Page and application data records:
::::

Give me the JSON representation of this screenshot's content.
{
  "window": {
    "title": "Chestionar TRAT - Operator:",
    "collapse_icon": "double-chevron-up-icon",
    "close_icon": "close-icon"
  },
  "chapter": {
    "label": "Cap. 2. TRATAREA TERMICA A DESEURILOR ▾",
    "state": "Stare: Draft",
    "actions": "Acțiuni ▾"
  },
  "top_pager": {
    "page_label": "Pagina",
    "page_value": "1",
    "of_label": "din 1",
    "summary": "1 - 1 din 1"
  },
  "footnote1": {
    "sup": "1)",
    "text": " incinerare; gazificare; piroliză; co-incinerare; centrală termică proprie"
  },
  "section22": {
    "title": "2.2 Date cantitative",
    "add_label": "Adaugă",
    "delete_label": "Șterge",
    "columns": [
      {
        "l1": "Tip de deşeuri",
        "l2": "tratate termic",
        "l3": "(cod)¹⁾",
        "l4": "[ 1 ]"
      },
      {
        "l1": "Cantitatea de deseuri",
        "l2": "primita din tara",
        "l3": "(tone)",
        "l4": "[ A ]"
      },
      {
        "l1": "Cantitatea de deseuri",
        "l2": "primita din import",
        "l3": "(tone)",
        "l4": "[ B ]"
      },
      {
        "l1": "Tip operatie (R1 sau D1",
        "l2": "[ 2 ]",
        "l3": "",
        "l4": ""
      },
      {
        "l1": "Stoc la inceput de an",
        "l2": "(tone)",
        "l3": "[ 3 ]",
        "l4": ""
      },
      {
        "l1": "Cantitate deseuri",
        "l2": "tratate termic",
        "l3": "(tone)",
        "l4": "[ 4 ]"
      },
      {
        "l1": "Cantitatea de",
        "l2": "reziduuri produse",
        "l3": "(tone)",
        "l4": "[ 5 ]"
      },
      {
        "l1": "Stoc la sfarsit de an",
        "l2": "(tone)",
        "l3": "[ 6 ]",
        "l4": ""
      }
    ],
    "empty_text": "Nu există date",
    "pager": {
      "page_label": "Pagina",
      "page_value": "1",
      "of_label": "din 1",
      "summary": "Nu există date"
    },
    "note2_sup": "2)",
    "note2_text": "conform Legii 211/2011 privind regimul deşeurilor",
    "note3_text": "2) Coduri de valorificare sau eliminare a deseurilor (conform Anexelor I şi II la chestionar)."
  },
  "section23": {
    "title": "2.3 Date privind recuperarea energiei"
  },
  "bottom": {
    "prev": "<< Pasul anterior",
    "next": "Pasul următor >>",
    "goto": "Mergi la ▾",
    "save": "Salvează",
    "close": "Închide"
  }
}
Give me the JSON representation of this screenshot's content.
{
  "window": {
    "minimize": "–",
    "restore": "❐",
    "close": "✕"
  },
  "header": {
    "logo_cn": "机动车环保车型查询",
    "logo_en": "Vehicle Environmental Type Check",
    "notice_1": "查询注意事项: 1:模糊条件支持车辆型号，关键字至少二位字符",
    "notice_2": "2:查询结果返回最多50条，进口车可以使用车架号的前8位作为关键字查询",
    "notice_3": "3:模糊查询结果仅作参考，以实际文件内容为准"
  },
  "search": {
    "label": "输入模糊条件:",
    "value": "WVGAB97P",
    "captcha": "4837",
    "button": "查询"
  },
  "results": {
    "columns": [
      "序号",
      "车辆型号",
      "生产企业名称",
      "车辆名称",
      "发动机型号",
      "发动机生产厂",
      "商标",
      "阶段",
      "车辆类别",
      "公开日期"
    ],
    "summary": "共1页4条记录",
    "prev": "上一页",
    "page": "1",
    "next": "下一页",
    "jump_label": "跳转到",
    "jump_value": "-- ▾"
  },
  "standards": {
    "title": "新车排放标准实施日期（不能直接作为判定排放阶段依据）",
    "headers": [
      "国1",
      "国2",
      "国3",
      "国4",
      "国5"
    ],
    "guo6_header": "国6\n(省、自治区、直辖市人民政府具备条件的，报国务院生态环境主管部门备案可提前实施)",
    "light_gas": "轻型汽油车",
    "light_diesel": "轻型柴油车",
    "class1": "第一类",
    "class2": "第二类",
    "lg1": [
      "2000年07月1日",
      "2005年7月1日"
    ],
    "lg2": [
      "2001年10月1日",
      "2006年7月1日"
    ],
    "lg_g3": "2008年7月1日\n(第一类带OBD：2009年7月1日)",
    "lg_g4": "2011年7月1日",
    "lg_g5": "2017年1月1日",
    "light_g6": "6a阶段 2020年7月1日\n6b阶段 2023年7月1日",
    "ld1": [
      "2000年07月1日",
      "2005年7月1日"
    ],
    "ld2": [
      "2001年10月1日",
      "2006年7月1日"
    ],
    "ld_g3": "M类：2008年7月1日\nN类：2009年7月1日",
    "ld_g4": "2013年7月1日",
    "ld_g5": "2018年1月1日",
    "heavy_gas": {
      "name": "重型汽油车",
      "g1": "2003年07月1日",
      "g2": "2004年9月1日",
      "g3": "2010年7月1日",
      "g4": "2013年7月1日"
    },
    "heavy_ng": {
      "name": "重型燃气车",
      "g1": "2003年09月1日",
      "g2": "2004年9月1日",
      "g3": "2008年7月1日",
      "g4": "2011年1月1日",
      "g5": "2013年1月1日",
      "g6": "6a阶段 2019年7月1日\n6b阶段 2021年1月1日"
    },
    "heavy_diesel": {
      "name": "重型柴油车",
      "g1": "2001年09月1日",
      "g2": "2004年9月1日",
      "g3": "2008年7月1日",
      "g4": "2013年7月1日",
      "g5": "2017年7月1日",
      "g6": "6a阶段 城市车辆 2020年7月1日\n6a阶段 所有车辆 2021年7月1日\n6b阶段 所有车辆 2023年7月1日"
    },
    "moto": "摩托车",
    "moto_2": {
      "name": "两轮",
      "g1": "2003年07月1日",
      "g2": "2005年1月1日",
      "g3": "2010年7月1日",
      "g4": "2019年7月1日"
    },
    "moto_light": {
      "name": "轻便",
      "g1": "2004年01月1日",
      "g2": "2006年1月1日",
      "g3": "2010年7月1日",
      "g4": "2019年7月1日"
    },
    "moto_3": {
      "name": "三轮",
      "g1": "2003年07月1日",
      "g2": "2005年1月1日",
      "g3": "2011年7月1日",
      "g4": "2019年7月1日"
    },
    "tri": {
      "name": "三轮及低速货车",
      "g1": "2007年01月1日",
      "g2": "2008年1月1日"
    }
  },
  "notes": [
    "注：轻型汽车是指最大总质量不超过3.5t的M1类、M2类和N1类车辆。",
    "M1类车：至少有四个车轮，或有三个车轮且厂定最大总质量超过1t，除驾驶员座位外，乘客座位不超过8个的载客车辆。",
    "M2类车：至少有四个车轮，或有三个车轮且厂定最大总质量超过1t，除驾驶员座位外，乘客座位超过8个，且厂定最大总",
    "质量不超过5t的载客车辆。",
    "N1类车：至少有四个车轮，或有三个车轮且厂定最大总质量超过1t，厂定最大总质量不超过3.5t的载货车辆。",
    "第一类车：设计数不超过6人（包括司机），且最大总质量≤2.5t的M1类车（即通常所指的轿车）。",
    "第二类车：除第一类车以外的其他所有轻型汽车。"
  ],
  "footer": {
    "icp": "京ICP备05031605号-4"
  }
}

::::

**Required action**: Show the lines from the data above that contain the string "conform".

**Result**:
    "note2_text": "conform Legii 211/2011 privind regimul deşeurilor",
    "note3_text": "2) Coduri de valorificare sau eliminare a deseurilor (conform Anexelor I şi II la chestionar)."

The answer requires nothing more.